This is the link given by echo47 which clarifies all your doubt that you might have

Now the last bunch of quries were about if it has a drive capability. Yes sure it does.
Just like any other buffer Tri-state has a driving capability with the added functionality of being able to achive high impedance at its output when required(i.e when disabled)

If you wish to know whats inside it check the ckt below.
https://www.asic-world.com/digital/gates5.html

Now some were wondering about if we can use it or where we can use it.
1.As Anjali mentioned it is lot of time used near the output pads.

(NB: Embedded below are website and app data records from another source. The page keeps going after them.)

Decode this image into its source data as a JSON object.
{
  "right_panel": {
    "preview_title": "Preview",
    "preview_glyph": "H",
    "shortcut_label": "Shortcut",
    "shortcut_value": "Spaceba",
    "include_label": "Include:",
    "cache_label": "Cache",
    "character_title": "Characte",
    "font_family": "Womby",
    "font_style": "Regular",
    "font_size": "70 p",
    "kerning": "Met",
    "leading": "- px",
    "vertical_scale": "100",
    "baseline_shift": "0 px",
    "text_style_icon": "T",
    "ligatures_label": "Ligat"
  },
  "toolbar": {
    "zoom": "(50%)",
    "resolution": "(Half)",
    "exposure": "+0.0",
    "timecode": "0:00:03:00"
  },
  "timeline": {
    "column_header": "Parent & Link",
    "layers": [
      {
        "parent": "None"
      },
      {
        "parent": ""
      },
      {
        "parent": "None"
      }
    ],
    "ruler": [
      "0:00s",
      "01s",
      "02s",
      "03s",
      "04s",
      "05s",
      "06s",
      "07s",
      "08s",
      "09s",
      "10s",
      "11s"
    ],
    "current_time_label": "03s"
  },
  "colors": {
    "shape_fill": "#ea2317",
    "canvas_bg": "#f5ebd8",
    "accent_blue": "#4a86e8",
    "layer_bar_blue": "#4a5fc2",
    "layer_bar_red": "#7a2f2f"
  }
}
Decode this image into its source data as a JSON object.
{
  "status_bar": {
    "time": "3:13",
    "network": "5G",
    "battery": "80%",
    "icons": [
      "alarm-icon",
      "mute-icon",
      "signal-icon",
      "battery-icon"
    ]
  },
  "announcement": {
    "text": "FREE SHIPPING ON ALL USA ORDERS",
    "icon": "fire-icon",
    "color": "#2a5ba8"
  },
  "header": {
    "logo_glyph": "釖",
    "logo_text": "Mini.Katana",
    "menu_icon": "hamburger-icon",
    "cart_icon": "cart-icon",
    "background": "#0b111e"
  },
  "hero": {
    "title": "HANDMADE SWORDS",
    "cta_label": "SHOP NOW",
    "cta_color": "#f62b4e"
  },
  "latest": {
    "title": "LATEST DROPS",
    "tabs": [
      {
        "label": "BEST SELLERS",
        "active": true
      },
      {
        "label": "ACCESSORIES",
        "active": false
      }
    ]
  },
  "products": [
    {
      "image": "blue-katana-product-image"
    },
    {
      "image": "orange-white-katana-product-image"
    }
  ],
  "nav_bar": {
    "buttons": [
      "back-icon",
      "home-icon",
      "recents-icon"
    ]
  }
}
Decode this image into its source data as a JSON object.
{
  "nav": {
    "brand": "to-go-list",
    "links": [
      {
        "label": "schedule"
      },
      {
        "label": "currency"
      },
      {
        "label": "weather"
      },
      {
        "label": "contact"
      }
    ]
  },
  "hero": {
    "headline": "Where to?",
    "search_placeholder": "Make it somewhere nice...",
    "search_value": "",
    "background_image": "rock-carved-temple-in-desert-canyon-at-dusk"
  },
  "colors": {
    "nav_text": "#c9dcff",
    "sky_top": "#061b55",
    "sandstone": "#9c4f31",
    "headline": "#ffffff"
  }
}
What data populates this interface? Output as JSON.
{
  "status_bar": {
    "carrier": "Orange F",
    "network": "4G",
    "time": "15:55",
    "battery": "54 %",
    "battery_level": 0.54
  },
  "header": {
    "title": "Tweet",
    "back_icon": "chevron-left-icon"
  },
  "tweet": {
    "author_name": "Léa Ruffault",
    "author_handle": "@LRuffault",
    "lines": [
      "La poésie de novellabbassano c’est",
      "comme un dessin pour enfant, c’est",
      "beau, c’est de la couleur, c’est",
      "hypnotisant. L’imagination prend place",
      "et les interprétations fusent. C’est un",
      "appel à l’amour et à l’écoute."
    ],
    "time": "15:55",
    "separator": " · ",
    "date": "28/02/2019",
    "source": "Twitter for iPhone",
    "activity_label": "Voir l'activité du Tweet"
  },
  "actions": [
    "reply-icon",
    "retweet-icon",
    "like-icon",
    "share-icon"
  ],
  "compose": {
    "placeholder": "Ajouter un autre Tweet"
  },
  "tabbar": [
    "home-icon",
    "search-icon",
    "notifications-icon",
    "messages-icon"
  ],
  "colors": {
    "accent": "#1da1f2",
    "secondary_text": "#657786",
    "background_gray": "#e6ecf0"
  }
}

2.Plus it is also used in case of a common bus.Say lot of memory outputs from differnt memories(say 8) driving a single bus.YOu would traditionally like to use a mux.Hower if the width of each of busses is very big say 16 or 32 then the size of the mux will be honking big with inputs at 8x32.So if you want to avoid it emply tristate. But precaution must be taken in the case if you have a condition when nobody is driving the bus then you should have it pulled up.
This is similar to MUX being implemented using TRi-state buffers.
3. Since DC and other tools give errors this is not generally designed at the earlier stage but is included at the layout stages or P&R. Plus there are some testing issues with the tri-states employed on the chip.

Status
Not open for further replies.